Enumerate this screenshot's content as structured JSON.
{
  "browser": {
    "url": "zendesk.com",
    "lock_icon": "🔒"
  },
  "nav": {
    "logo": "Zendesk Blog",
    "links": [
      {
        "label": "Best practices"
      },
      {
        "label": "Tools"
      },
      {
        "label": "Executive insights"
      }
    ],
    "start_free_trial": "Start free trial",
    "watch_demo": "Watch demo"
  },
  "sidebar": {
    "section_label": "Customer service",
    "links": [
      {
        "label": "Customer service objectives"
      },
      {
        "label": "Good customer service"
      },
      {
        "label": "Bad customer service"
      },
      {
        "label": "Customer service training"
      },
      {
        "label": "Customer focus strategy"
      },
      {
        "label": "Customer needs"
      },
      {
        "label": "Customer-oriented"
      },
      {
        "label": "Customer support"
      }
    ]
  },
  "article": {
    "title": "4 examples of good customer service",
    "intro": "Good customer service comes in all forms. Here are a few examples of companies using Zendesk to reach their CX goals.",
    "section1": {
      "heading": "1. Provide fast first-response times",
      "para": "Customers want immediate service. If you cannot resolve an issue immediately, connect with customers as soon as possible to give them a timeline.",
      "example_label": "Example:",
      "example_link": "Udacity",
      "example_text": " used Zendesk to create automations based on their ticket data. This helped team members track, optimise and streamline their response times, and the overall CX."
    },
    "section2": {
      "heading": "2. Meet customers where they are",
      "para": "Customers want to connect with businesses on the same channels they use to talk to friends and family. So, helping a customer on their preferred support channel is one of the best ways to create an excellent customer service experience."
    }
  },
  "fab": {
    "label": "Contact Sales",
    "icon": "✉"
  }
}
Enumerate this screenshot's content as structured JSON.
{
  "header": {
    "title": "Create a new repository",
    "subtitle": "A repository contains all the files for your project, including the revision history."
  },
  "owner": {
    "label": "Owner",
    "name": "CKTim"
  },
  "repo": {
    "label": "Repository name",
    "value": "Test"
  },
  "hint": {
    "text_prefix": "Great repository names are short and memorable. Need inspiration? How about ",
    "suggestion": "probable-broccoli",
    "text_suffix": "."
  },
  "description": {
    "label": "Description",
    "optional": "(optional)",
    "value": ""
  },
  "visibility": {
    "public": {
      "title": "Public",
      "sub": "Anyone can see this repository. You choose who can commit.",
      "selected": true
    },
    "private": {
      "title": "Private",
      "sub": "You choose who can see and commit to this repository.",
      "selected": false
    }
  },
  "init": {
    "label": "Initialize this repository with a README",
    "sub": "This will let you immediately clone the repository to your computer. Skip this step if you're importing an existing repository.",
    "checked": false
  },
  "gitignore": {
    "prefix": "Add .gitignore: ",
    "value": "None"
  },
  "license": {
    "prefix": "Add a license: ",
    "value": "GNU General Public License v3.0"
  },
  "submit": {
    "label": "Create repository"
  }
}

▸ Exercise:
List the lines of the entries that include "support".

▸ Written response:
        "label": "Customer support"
      "para": "Customers want to connect with businesses on the same channels they use to talk to friends and family. So, helping a customer on their preferred support channel is one of the best ways to create an excellent customer service experience."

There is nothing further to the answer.